------ The records ------
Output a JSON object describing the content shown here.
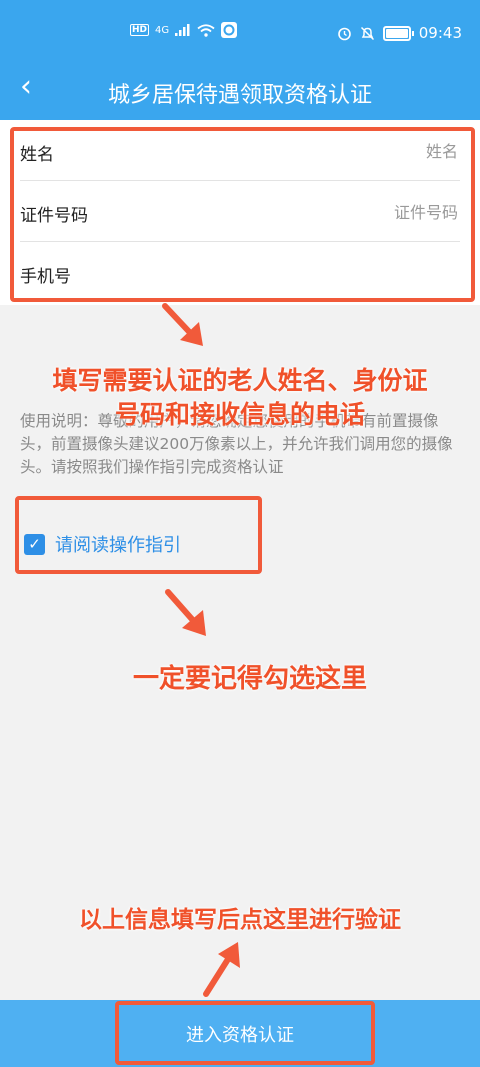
{
  "status_bar": {
    "network_badge": "HD",
    "network_type": "4G",
    "time": "09:43"
  },
  "header": {
    "back_glyph": "‹",
    "title": "城乡居保待遇领取资格认证"
  },
  "form": {
    "name_label": "姓名",
    "name_placeholder": "姓名",
    "id_label": "证件号码",
    "id_placeholder": "证件号码",
    "phone_label": "手机号",
    "phone_placeholder": ""
  },
  "annotations": {
    "fill_hint_line1": "填写需要认证的老人姓名、身份证",
    "fill_hint_line2": "号码和接收信息的电话",
    "check_hint": "一定要记得勾选这里",
    "submit_hint": "以上信息填写后点这里进行验证"
  },
  "usage": {
    "text": "使用说明：尊敬的用户，请您确定您使用的手机带有前置摄像头，前置摄像头建议200万像素以上，并允许我们调用您的摄像头。请按照我们操作指引完成资格认证"
  },
  "checkbox": {
    "checked": true,
    "label": "请阅读操作指引"
  },
  "submit_button": {
    "label": "进入资格认证"
  },
  "colors": {
    "header_bg": "#3aa6ee",
    "annotation": "#f15a3a",
    "link": "#2e8fe6",
    "button_bg": "#4fb0f2"
  }
}
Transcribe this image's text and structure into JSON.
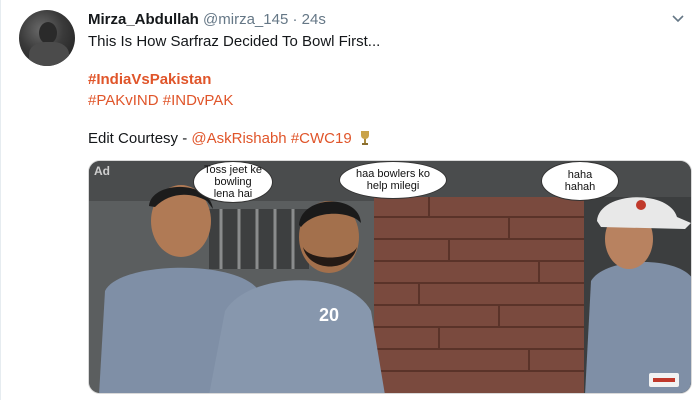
{
  "tweet": {
    "author_name": "Mirza_Abdullah",
    "author_handle": "@mirza_145",
    "separator": "·",
    "time": "24s",
    "line1": "This Is How Sarfraz Decided To Bowl First...",
    "hashtag_main": "#IndiaVsPakistan",
    "hashtags_secondary": "#PAKvIND #INDvPAK",
    "courtesy_prefix": "Edit Courtesy - ",
    "courtesy_mention": "@AskRishabh",
    "courtesy_hashtag": " #CWC19",
    "trophy_icon": "trophy-icon",
    "chevron_icon": "chevron-down-icon"
  },
  "media": {
    "ad_label": "Ad",
    "bubble1": "Toss jeet ke\nbowling\nlena hai",
    "bubble2": "haa bowlers ko\nhelp milegi",
    "bubble3": "haha\nhahah",
    "jersey_number": "20",
    "colors": {
      "wall": "#5b5e5f",
      "brick": "#7a4a3e",
      "kurta": "#7f8fa6",
      "cap": "#e8e8e8",
      "skin": "#b07a55"
    }
  },
  "colors": {
    "hashtag": "#e0552a",
    "muted": "#657786",
    "text": "#14171a"
  }
}
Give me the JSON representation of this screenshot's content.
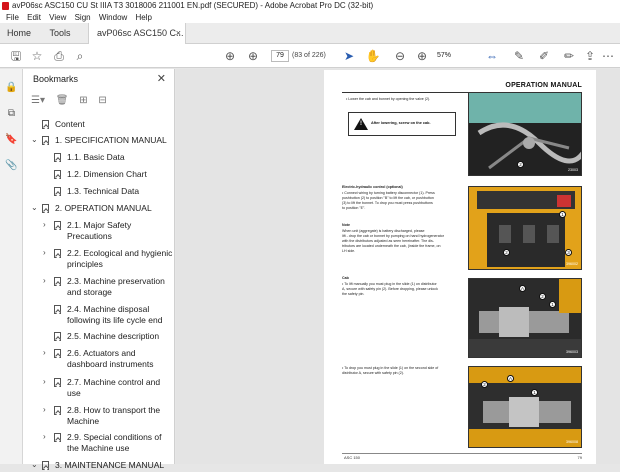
{
  "window": {
    "title": "avP06sc ASC150 CU St IIIA T3 3018006 211001 EN.pdf (SECURED) - Adobe Acrobat Pro DC (32-bit)"
  },
  "menu": [
    "File",
    "Edit",
    "View",
    "Sign",
    "Window",
    "Help"
  ],
  "tabs": {
    "home": "Home",
    "tools": "Tools",
    "doc": "avP06sc ASC150 C...",
    "close": "×"
  },
  "toolbar": {
    "page_value": "79",
    "page_count": "(83 of 226)",
    "zoom": "57%"
  },
  "bookmarks": {
    "title": "Bookmarks",
    "close": "✕",
    "items": [
      {
        "label": "Content",
        "level": 0,
        "arrow": ""
      },
      {
        "label": "1. SPECIFICATION MANUAL",
        "level": 0,
        "arrow": "⌄"
      },
      {
        "label": "1.1. Basic Data",
        "level": 1,
        "arrow": ""
      },
      {
        "label": "1.2. Dimension Chart",
        "level": 1,
        "arrow": ""
      },
      {
        "label": "1.3. Technical Data",
        "level": 1,
        "arrow": ""
      },
      {
        "label": "2. OPERATION MANUAL",
        "level": 0,
        "arrow": "⌄"
      },
      {
        "label": "2.1. Major Safety",
        "label2": "Precautions",
        "level": 1,
        "arrow": "›"
      },
      {
        "label": "2.2. Ecological and hygienic",
        "label2": "principles",
        "level": 1,
        "arrow": "›"
      },
      {
        "label": "2.3. Machine preservation",
        "label2": "and storage",
        "level": 1,
        "arrow": "›"
      },
      {
        "label": "2.4. Machine disposal",
        "label2": "following its life cycle end",
        "level": 1,
        "arrow": ""
      },
      {
        "label": "2.5. Machine description",
        "level": 1,
        "arrow": ""
      },
      {
        "label": "2.6. Actuators and",
        "label2": "dashboard instruments",
        "level": 1,
        "arrow": "›"
      },
      {
        "label": "2.7. Machine control and",
        "label2": "use",
        "level": 1,
        "arrow": "›"
      },
      {
        "label": "2.8. How to transport the",
        "label2": "Machine",
        "level": 1,
        "arrow": "›"
      },
      {
        "label": "2.9. Special conditions of",
        "label2": "the Machine use",
        "level": 1,
        "arrow": "›"
      },
      {
        "label": "3. MAINTENANCE MANUAL",
        "level": 0,
        "arrow": "⌄"
      }
    ]
  },
  "page": {
    "header": "OPERATION MANUAL",
    "line1": "•   Lower the cab and bonnet by opening the valve (2).",
    "warning": "After lowering, screw on the cab.",
    "ehc_title": "Electric-hydraulic control (optional)",
    "ehc_text1": "•   Connect wiring by turning battery disconnector (1). Press",
    "ehc_text2": "    pushbutton (2) to position \"B\" to lift the cab, or pushbutton",
    "ehc_text3": "    (3) to lift the bonnet. To drop you must press pushbuttons",
    "ehc_text4": "    to position \"E\".",
    "note_title": "Note",
    "note1": "When unit (aggregate) is battery discharged, please",
    "note2": "lift - drop the cab or bonnet by pumping on hand hydrogenerator",
    "note3": "with the distributors adjusted as seen hereinafter. The dis-",
    "note4": "tributors are located underneath the cab, (inside the frame, on",
    "note5": "LH side.",
    "cab_title": "Cab",
    "cab1": "•   To lift manually you must plug in the slide (1) on distributor",
    "cab2": "    A, secure with safety pin (2). Before dropping, please unlock",
    "cab3": "    the safety pin.",
    "drop1": "•   To drop you must plug in the slide (1) on the second side of",
    "drop2": "    distributor A, secure with safety pin (2).",
    "photo_codes": [
      "23003",
      "396002",
      "396003",
      "396008"
    ],
    "footer_left": "ASC 150",
    "footer_right": "79"
  }
}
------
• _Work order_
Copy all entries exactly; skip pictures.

• _Result of this task_
Output a JSON object describing the content shown here.
{
  "status_bar": {
    "network_badge": "HD",
    "network_type": "4G",
    "time": "09:43"
  },
  "header": {
    "back_glyph": "‹",
    "title": "城乡居保待遇领取资格认证"
  },
  "form": {
    "name_label": "姓名",
    "name_placeholder": "姓名",
    "id_label": "证件号码",
    "id_placeholder": "证件号码",
    "phone_label": "手机号",
    "phone_placeholder": ""
  },
  "annotations": {
    "fill_hint_line1": "填写需要认证的老人姓名、身份证",
    "fill_hint_line2": "号码和接收信息的电话",
    "check_hint": "一定要记得勾选这里",
    "submit_hint": "以上信息填写后点这里进行验证"
  },
  "usage": {
    "text": "使用说明：尊敬的用户，请您确定您使用的手机带有前置摄像头，前置摄像头建议200万像素以上，并允许我们调用您的摄像头。请按照我们操作指引完成资格认证"
  },
  "checkbox": {
    "checked": true,
    "label": "请阅读操作指引"
  },
  "submit_button": {
    "label": "进入资格认证"
  },
  "colors": {
    "header_bg": "#3aa6ee",
    "annotation": "#f15a3a",
    "link": "#2e8fe6",
    "button_bg": "#4fb0f2"
  }
}
Transcribe this image's text and structure into JSON.
{
  "tweet": {
    "author_name": "Mirza_Abdullah",
    "author_handle": "@mirza_145",
    "separator": "·",
    "time": "24s",
    "line1": "This Is How Sarfraz Decided To Bowl First...",
    "hashtag_main": "#IndiaVsPakistan",
    "hashtags_secondary": "#PAKvIND #INDvPAK",
    "courtesy_prefix": "Edit Courtesy - ",
    "courtesy_mention": "@AskRishabh",
    "courtesy_hashtag": " #CWC19",
    "trophy_icon": "trophy-icon",
    "chevron_icon": "chevron-down-icon"
  },
  "media": {
    "ad_label": "Ad",
    "bubble1": "Toss jeet ke\nbowling\nlena hai",
    "bubble2": "haa bowlers ko\nhelp milegi",
    "bubble3": "haha\nhahah",
    "jersey_number": "20",
    "colors": {
      "wall": "#5b5e5f",
      "brick": "#7a4a3e",
      "kurta": "#7f8fa6",
      "cap": "#e8e8e8",
      "skin": "#b07a55"
    }
  },
  "colors": {
    "hashtag": "#e0552a",
    "muted": "#657786",
    "text": "#14171a"
  }
}
Give me the JSON representation of this screenshot's content.
{
  "window": {
    "title": "avP06sc ASC150 CU St IIIA T3 3018006 211001 EN.pdf (SECURED) - Adobe Acrobat Pro DC (32-bit)"
  },
  "menu": [
    "File",
    "Edit",
    "View",
    "Sign",
    "Window",
    "Help"
  ],
  "tabs": {
    "home": "Home",
    "tools": "Tools",
    "doc": "avP06sc ASC150 C...",
    "close": "×"
  },
  "toolbar": {
    "page_value": "79",
    "page_count": "(83 of 226)",
    "zoom": "57%"
  },
  "bookmarks": {
    "title": "Bookmarks",
    "close": "✕",
    "items": [
      {
        "label": "Content",
        "level": 0,
        "arrow": ""
      },
      {
        "label": "1. SPECIFICATION MANUAL",
        "level": 0,
        "arrow": "⌄"
      },
      {
        "label": "1.1. Basic Data",
        "level": 1,
        "arrow": ""
      },
      {
        "label": "1.2. Dimension Chart",
        "level": 1,
        "arrow": ""
      },
      {
        "label": "1.3. Technical Data",
        "level": 1,
        "arrow": ""
      },
      {
        "label": "2. OPERATION MANUAL",
        "level": 0,
        "arrow": "⌄"
      },
      {
        "label": "2.1. Major Safety",
        "label2": "Precautions",
        "level": 1,
        "arrow": "›"
      },
      {
        "label": "2.2. Ecological and hygienic",
        "label2": "principles",
        "level": 1,
        "arrow": "›"
      },
      {
        "label": "2.3. Machine preservation",
        "label2": "and storage",
        "level": 1,
        "arrow": "›"
      },
      {
        "label": "2.4. Machine disposal",
        "label2": "following its life cycle end",
        "level": 1,
        "arrow": ""
      },
      {
        "label": "2.5. Machine description",
        "level": 1,
        "arrow": ""
      },
      {
        "label": "2.6. Actuators and",
        "label2": "dashboard instruments",
        "level": 1,
        "arrow": "›"
      },
      {
        "label": "2.7. Machine control and",
        "label2": "use",
        "level": 1,
        "arrow": "›"
      },
      {
        "label": "2.8. How to transport the",
        "label2": "Machine",
        "level": 1,
        "arrow": "›"
      },
      {
        "label": "2.9. Special conditions of",
        "label2": "the Machine use",
        "level": 1,
        "arrow": "›"
      },
      {
        "label": "3. MAINTENANCE MANUAL",
        "level": 0,
        "arrow": "⌄"
      }
    ]
  },
  "page": {
    "header": "OPERATION MANUAL",
    "line1": "•   Lower the cab and bonnet by opening the valve (2).",
    "warning": "After lowering, screw on the cab.",
    "ehc_title": "Electric-hydraulic control (optional)",
    "ehc_text1": "•   Connect wiring by turning battery disconnector (1). Press",
    "ehc_text2": "    pushbutton (2) to position \"B\" to lift the cab, or pushbutton",
    "ehc_text3": "    (3) to lift the bonnet. To drop you must press pushbuttons",
    "ehc_text4": "    to position \"E\".",
    "note_title": "Note",
    "note1": "When unit (aggregate) is battery discharged, please",
    "note2": "lift - drop the cab or bonnet by pumping on hand hydrogenerator",
    "note3": "with the distributors adjusted as seen hereinafter. The dis-",
    "note4": "tributors are located underneath the cab, (inside the frame, on",
    "note5": "LH side.",
    "cab_title": "Cab",
    "cab1": "•   To lift manually you must plug in the slide (1) on distributor",
    "cab2": "    A, secure with safety pin (2). Before dropping, please unlock",
    "cab3": "    the safety pin.",
    "drop1": "•   To drop you must plug in the slide (1) on the second side of",
    "drop2": "    distributor A, secure with safety pin (2).",
    "photo_codes": [
      "23003",
      "396002",
      "396003",
      "396008"
    ],
    "footer_left": "ASC 150",
    "footer_right": "79"
  }
}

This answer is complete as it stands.